Alan Kelly hits out at Sinn Fein's 'utopia' of welfare-for-life
Minister also reveals plans for radical review of An Bord Pleanala in bid to reverse 'rural decline'
Environment Minister Alan Kelly has said Labour does not favour social welfare "at all costs" but supports people who "want to work".
In an interview with the Sunday Independent, Mr Kelly also revealed an international expert was being headhunted to conduct a review of the planning appeals board An Bord Pleanala.
In a move designed to distance Labour from Sinn Fein and the far Left, Mr Kelly said: "Everyone has to make a contribution to society."
''I believe in welfare, but it will have to be fair welfare," he said. ''You have to be reasonable, there cannot be utopia where you provide all the welfare..."
He said Labour had been "tagged unfairly as supporting those who think they can get everything they want on welfare without making a fair contribution to society."
But he said the party's "main steer has to be towards people who are looking for work", adding that Labour was a "party of workers that support people who want to work, people who are unemployed, but want to work''.
He warned that the economic policies of Sinn Fein and the far Left would condemn the unemployed to a lifetime on social welfare.
"Sinn Fein and the hard Left will create a State where no one will work," he said. "The economics of the hard Left and Sinn Fein is off the wall. It is unacceptable to be so populist that you say everyone can get anything they want."
He warned that Sinn Fein and the far Left were planning to ''lead people up to the top of the hill and then flagrantly abandon them."
''Honest politicians have to call a stop to this, which is our job," he added.
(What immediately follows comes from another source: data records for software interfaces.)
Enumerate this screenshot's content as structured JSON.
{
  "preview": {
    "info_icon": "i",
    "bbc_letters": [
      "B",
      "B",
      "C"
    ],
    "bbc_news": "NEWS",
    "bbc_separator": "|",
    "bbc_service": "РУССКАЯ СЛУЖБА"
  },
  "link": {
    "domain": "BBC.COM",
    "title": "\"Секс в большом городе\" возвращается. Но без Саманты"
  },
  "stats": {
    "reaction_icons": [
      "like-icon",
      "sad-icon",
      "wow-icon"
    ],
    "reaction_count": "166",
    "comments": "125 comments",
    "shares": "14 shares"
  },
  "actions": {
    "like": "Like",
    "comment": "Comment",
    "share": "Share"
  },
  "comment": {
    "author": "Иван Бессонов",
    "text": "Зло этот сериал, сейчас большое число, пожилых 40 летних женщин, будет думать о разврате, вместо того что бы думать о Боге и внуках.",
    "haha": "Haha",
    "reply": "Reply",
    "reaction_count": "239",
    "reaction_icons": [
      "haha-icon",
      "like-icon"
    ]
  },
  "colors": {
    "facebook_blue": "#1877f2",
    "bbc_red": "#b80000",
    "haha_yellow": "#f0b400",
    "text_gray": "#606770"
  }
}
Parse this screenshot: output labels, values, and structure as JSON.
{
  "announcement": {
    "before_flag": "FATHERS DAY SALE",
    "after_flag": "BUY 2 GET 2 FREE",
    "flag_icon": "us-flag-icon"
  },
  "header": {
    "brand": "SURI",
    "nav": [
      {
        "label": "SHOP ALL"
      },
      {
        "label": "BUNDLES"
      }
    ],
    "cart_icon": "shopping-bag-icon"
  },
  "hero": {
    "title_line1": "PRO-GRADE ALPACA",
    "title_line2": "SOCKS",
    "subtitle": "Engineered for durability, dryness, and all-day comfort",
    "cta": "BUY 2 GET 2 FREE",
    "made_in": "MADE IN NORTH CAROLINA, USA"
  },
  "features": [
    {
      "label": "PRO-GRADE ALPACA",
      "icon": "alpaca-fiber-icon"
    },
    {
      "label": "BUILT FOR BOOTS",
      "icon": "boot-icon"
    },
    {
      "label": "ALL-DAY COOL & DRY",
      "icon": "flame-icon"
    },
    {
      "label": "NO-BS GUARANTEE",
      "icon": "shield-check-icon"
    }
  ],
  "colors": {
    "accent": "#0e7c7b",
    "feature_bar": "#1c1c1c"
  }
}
The Environment Minister, and deputy leader of Labour, who is the party's Director of Elections, is also to announce the terms of a review of An Bord Pleanala later this month with "issues of transparency and communications'' to be addressed.
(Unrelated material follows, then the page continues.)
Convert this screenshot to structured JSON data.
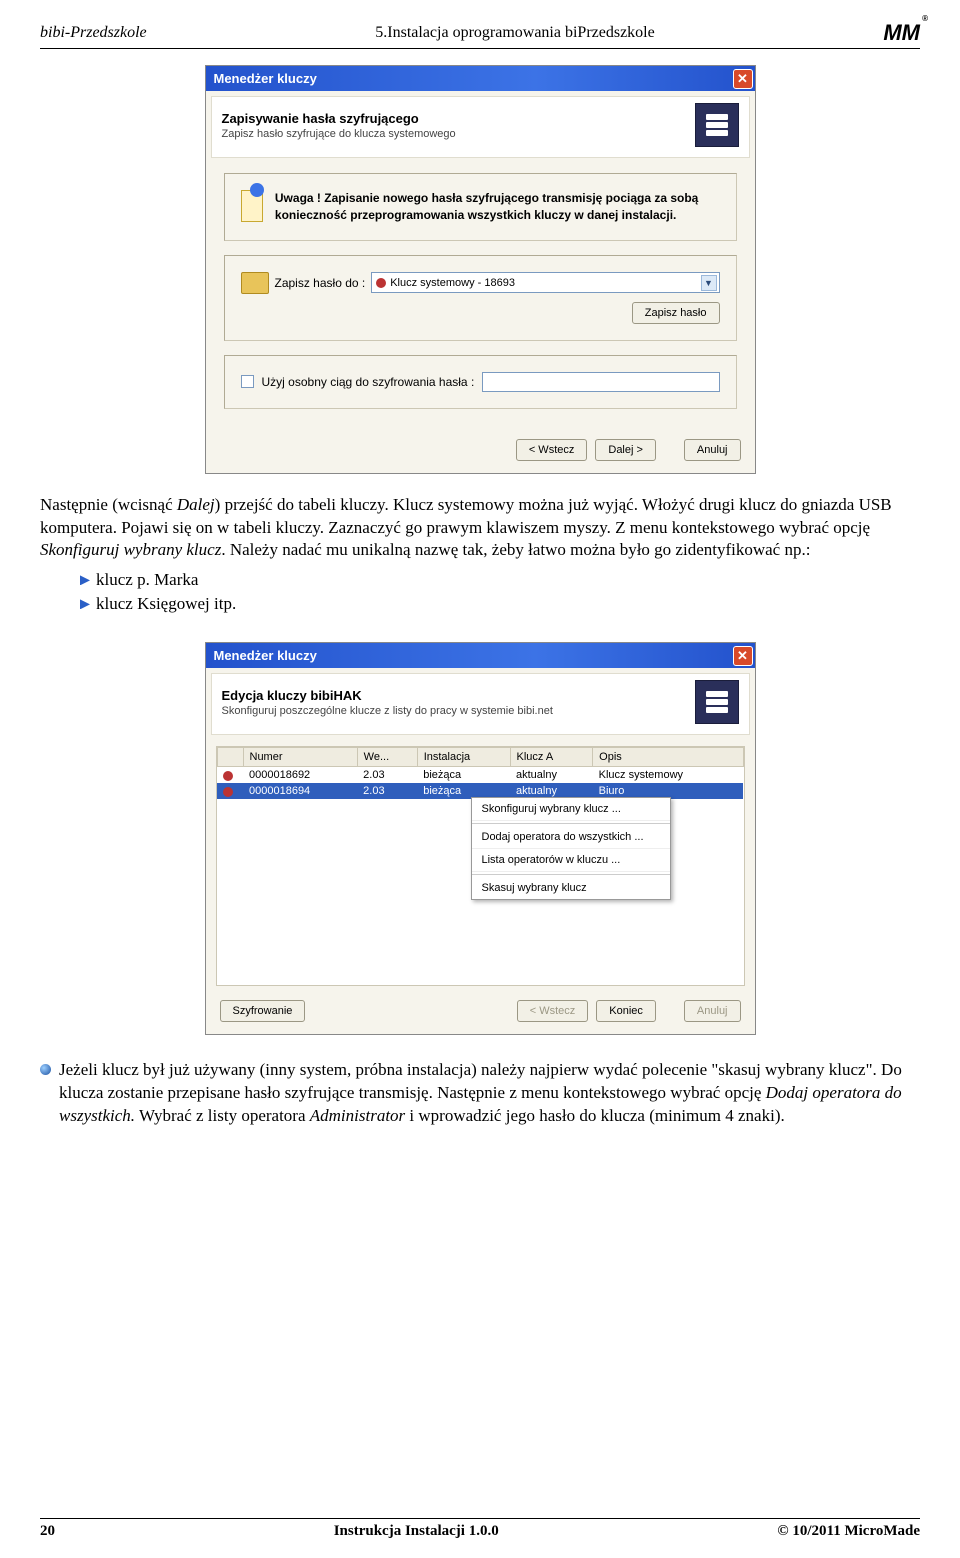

The move comes as part of a series of events where Mr Kelly plans to ''reverse the process of rural decline under Fianna Fail with one of rural regeneration under Labour."
''Rural Ireland is in my DNA," he said. "There will be a series of announcements in the next number of weeks detailing how we are going to re-energise rural communities''.
Following the growth in opposition to wind farms and pylons, Mr Kelly also said: ''Wind farm guidelines are being reviewed right now.
"We can't continue in the way that we have, this is a huge issue in rural Ireland and must be completely addressed."
It is expected the review will also examine the expected increase in strategic infrastructure proposals such as major roads, electricity transmission lines, planning consents for key cross-border energy infrastructure projects and wind farms. Mr Kelly also revealed that he plans to reform building regulations as a priority.
The minister said that when it came to small developments, houses and extensions, the current rules were ''like using a mallet to crack a nut."
''We cannot continue with the present regulations for one off houses, extensions and small developments," Mr Kelly said. "Regulations need to be simpler to understand and comply with for people in the countryside who want to build their own houses; you don't want them facing unexpected costs.
''Building regulations are important, but you don't need the same conditions for an eight-storey apartment as an extension to a three-bedroomed house''.
The Bord Pleanala review will examine the anticipated increase in construction activity and the related increase of planning applications and appeals in the coming years as the economy recovers.
The minister intends in a new Planning Bill to also "crack down on large multiples that are holding vacant sites".